The NYU Institute of Fine Arts presents
The Daniel H. Silberberg Lecture Series
Jennifer Stager (Johns Hopkins)
Wednesday, March 22, 2023 at 6:00pm
The James B. Duke House
1 East 78th Street, New York, NY 10075
and via Zoom
This event is free and open to the public, but an RSVP is required.
RSVP for in-person attendance | RSVP for virtual attendance
Ancient Greek philosophers sought to understand the phenomenon of color as an index of the visible world, explorations shaped by the ubiquity of material colors used by ancient artists to craft art and architecture in many different materials and media. Such colors demanded regular maintenance and care, acts of engagement far beyond the initial moment of artistic production. Making with material colors also required a complex supply chain involving the labor of many different people, often including enslaved people working in mines and artists’ workshops. Focus on materials and color rather than primarily shape and form in the study of the art of Mediterranean antiquity brings these expanded temporalities of making to the fore, both the labor that precedes making and that which persists after an object’s initial production. In turn, this shifts our attention from the named individual artist who has been at the methodological center for much of art history to the distributed and collective work of making and maintaining art. Reproductive technologies are a component of this collective work in their capacity to expand access to, circulate, and forge memories of images. Reproductions have also often selected for shape and form rather than the material particularity of colors. At other times, however, reproductions have been critical spaces for adding back colors to offer new forms of materialization and to craft new sensorial experiences. Accounting for colors, thus, opens up a series of connected theoretical questions about labor, time, collectivity, and care that inflect how we make sense of the world.
Jennifer Stager is a writer and art historian in the Department of History of Art at Johns Hopkins University. She is the author of Seeing Color in Classical Art: Theory, Practice, and Reception from Antiquity to the Present (2022) and, with Leila Easa, Public Feminism in Times of Crisis: From Sappho’s Fragments to Viral Hashtags (2022).
The program will be presented onsite at the James B. Duke House and live-streamed to those who join us by Zoom. Zoom details will be available upon registration for virtual attendees.

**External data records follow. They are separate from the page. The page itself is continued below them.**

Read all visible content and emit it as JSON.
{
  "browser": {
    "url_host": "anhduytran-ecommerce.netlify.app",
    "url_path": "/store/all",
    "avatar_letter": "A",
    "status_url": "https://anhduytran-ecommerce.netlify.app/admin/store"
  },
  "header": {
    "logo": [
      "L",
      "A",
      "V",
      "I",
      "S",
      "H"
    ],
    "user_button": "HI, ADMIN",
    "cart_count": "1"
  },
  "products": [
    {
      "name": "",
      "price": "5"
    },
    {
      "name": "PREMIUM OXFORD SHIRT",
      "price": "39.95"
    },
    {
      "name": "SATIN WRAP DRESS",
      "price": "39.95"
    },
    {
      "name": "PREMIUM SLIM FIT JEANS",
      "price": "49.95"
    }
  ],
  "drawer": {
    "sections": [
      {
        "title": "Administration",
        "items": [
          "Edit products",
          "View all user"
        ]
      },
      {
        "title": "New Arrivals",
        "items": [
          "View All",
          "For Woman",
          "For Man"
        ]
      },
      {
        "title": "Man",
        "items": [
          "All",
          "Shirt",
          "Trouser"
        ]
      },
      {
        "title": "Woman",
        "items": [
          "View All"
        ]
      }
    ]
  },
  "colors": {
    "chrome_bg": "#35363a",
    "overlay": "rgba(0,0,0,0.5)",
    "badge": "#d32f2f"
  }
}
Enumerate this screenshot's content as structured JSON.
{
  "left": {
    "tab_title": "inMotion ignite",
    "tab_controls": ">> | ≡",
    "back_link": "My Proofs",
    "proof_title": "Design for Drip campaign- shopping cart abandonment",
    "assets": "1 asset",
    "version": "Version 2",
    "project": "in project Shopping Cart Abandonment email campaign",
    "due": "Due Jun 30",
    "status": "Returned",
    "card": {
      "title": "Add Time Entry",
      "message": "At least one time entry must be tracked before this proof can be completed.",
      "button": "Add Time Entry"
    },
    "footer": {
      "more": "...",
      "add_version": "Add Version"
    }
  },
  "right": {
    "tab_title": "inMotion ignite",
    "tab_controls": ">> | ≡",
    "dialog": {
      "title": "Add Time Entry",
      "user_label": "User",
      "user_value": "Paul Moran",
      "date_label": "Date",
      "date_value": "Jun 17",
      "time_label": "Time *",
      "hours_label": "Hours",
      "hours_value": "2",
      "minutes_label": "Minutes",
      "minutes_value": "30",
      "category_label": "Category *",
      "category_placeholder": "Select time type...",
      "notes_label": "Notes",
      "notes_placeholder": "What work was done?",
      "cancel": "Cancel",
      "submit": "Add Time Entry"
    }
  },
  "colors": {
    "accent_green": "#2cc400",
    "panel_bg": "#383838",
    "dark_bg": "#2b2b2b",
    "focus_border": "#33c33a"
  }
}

All in-person attendees must be in compliance with NYU's COVID-19 vaccination requirements (fully vaccinated and boosted, once eligible and by NYU's deadline) and be prepared to present proof of compliance. Please review the University's COVID guidelines in advance of your visit.